## WHAT TO DO
Throughout the records below, find each line holding "cursor" and copy it.

(Excerpts from an interface dataset)
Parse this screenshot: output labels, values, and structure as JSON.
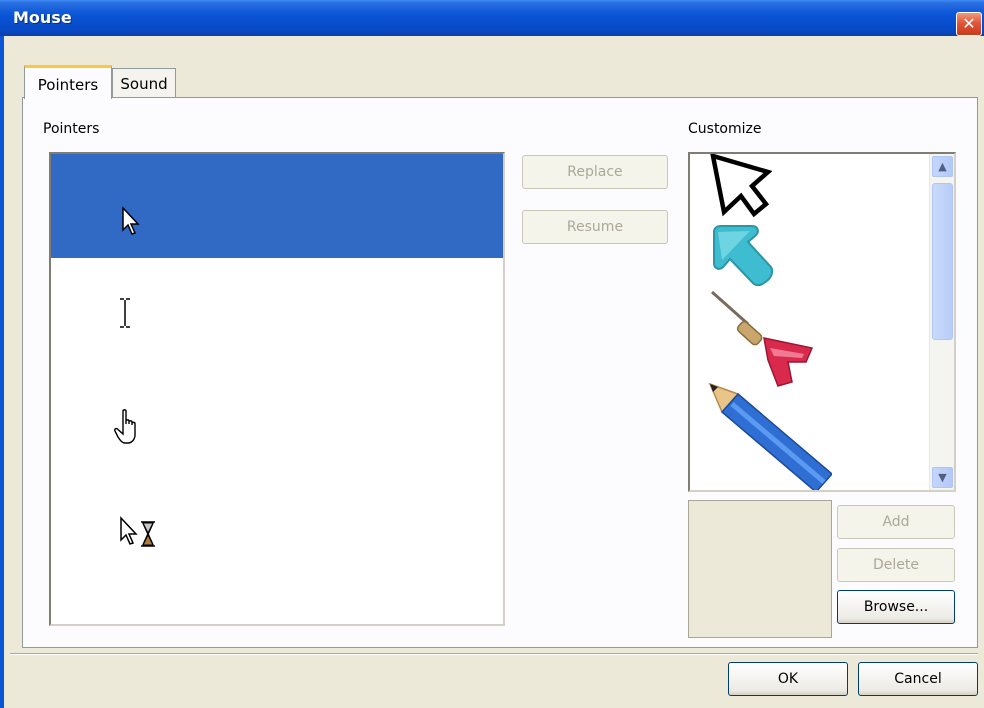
{
  "window": {
    "title": "Mouse",
    "close_glyph": "✕"
  },
  "tabs": [
    {
      "label": "Pointers",
      "active": true
    },
    {
      "label": "Sound",
      "active": false
    }
  ],
  "pointers_group": {
    "label": "Pointers",
    "items": [
      {
        "icon": "arrow-cursor-icon",
        "selected": true
      },
      {
        "icon": "text-select-cursor-icon",
        "selected": false
      },
      {
        "icon": "hand-cursor-icon",
        "selected": false
      },
      {
        "icon": "busy-cursor-icon",
        "selected": false
      }
    ]
  },
  "actions": {
    "replace_label": "Replace",
    "resume_label": "Resume"
  },
  "customize_group": {
    "label": "Customize",
    "items": [
      {
        "icon": "outline-arrow-cursor-icon"
      },
      {
        "icon": "teal-arrow-cursor-icon"
      },
      {
        "icon": "dart-cursor-icon"
      },
      {
        "icon": "pencil-cursor-icon"
      }
    ],
    "scroll_up_glyph": "▲",
    "scroll_down_glyph": "▼",
    "add_label": "Add",
    "delete_label": "Delete",
    "browse_label": "Browse..."
  },
  "footer": {
    "ok_label": "OK",
    "cancel_label": "Cancel"
  }
}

## RESULT
        "icon": "arrow-cursor-icon",
        "icon": "text-select-cursor-icon",
        "icon": "hand-cursor-icon",
        "icon": "busy-cursor-icon",
        "icon": "outline-arrow-cursor-icon"
        "icon": "teal-arrow-cursor-icon"
        "icon": "dart-cursor-icon"
        "icon": "pencil-cursor-icon"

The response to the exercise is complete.